The dynamic interplay of geometric shapes and strong colors characteristic of the Art Deco idiom
appears in full fashion on this woven furnishing fabric. In all areas of mid-1920s and 1930s art
and design—from domestic and commercial interiors, to painting and sculpture, to typography—
the fast pace of city life, with its constant advances, promoted a desire among early adopters
for aspects of daily life to convey a sense of speed. Having witnessed the technological shifts of
the 1920s, industrial designer Egmont Arens stated that the frenetic pace of modern life "rules

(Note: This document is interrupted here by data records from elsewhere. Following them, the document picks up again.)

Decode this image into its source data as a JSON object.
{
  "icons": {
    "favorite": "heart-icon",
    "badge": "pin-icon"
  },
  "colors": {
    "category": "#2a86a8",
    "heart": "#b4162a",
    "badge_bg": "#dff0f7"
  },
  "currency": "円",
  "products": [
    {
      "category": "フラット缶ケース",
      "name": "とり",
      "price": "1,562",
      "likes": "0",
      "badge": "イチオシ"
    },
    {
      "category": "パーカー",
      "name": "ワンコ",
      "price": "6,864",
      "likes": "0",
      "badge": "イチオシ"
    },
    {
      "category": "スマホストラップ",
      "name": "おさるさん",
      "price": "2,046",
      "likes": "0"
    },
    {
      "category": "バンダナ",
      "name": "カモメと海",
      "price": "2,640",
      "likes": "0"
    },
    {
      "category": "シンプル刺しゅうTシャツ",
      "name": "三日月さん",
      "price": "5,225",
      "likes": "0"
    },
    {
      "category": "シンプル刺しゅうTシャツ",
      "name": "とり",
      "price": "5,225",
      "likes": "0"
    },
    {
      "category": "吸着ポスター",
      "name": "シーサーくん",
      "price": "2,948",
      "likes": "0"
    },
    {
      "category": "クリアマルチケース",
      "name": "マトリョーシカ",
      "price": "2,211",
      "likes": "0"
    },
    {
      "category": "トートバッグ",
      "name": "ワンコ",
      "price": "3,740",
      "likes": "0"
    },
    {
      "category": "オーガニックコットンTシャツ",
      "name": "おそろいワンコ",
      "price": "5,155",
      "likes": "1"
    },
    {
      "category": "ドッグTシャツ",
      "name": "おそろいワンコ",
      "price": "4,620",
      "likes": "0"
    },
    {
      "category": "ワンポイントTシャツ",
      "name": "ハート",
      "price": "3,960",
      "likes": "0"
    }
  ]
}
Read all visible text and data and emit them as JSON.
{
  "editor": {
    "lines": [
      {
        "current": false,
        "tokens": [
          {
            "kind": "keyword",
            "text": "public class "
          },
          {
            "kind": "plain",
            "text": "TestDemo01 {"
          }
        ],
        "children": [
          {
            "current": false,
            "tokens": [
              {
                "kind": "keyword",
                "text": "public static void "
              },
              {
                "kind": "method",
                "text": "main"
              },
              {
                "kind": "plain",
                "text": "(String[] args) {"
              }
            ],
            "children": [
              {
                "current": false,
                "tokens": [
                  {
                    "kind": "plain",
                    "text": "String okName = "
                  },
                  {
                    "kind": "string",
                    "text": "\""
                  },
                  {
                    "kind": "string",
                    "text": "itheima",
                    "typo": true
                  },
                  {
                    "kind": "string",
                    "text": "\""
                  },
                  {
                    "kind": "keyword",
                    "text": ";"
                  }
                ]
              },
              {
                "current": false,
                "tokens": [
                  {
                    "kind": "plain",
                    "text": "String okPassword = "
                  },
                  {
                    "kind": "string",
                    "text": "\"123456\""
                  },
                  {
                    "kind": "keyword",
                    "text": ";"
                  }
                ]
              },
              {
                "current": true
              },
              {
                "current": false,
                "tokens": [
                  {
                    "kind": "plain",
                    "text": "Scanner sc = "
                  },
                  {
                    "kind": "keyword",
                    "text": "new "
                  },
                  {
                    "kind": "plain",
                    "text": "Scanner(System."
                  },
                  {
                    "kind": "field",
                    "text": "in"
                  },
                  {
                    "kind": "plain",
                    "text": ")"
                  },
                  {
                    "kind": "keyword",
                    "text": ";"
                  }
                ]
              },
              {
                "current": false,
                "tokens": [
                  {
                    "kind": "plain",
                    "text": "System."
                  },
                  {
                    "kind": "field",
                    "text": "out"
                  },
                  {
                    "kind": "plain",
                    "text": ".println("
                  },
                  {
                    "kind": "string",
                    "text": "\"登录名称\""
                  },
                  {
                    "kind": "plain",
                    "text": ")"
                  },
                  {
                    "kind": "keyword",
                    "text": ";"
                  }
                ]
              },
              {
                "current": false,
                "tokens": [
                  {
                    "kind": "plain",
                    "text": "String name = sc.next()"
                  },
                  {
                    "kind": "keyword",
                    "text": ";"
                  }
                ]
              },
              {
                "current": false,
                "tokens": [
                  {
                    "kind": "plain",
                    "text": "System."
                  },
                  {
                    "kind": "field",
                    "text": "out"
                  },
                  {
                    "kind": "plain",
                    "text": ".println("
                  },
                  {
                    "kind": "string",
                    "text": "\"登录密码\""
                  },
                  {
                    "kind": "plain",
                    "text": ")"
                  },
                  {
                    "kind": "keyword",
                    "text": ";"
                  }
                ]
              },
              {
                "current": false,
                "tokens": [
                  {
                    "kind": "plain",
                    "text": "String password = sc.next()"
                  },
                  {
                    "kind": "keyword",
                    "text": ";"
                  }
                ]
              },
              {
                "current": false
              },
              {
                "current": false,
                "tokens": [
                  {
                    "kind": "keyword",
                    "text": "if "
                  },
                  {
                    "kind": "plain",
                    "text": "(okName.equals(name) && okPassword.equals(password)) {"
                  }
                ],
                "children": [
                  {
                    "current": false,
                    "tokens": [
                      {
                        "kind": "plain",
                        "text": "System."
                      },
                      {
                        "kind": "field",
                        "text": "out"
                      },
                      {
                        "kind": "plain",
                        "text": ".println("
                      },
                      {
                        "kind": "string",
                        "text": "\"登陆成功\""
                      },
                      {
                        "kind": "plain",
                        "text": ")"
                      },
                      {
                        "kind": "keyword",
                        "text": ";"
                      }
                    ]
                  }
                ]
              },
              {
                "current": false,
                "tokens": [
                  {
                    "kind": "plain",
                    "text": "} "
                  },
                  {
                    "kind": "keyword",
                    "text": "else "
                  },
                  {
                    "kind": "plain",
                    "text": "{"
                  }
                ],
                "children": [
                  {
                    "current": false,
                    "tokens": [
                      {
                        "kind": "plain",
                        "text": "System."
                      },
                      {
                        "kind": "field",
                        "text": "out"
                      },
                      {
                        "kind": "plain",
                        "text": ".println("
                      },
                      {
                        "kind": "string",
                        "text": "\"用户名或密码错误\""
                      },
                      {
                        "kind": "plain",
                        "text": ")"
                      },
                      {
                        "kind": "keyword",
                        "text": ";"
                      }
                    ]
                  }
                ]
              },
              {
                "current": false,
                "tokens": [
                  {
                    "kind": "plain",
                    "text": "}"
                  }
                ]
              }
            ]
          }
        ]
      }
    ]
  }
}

out all that is too slow, or too cumbersome." The creator of this fabric appears to have also been
influenced by the impact of early twentieth-century modernity on designs for living in that
The design was probably inspired by the work of Maurice Verneuil in his publication Kaléidoscope (1926). Born in France in 1888, Verneuil witnessed and participated in significant progressions of styles as the influences of modernity were experienced—from the late nineteenth century through World War I, to the culmination of Art Deco as it was presented at the 1925 >Exposition Internationale des Arts Décoratifs et Industriels Modernes in Paris. Kaléidoscope, in which he entirely abandoned the botanical, zoological, and Japanese-inspired motifs of his previous work, is among his best-known design compendia for the bold, geometric rhythm and wild, chromatic juxtapositions of its patterns.
Produced in a heavyweight, double-faced cotton, the present curtain was likely woven at a skilled, though now unidentified, manufacturer replicating the work of contemporary luxe French firms in a mass-produced and more budget-friendly version that still maintained the very high standards of high-end French design. Bringing luxury design to the wider public was on the minds of many in France, as was the case with the popular decorating workshops attached to Paris's department stores: Pomone at Le Bon Marché, Primavera at Au Printemps, and La Maîtrise at the Galeries Lafayette. Woven fabrics like this one could be found decorating the walls or windows of apartments, boutiques, or the barrooms of trains.
For more information, see the 2019 Cora Ginsburg Modern catalogue.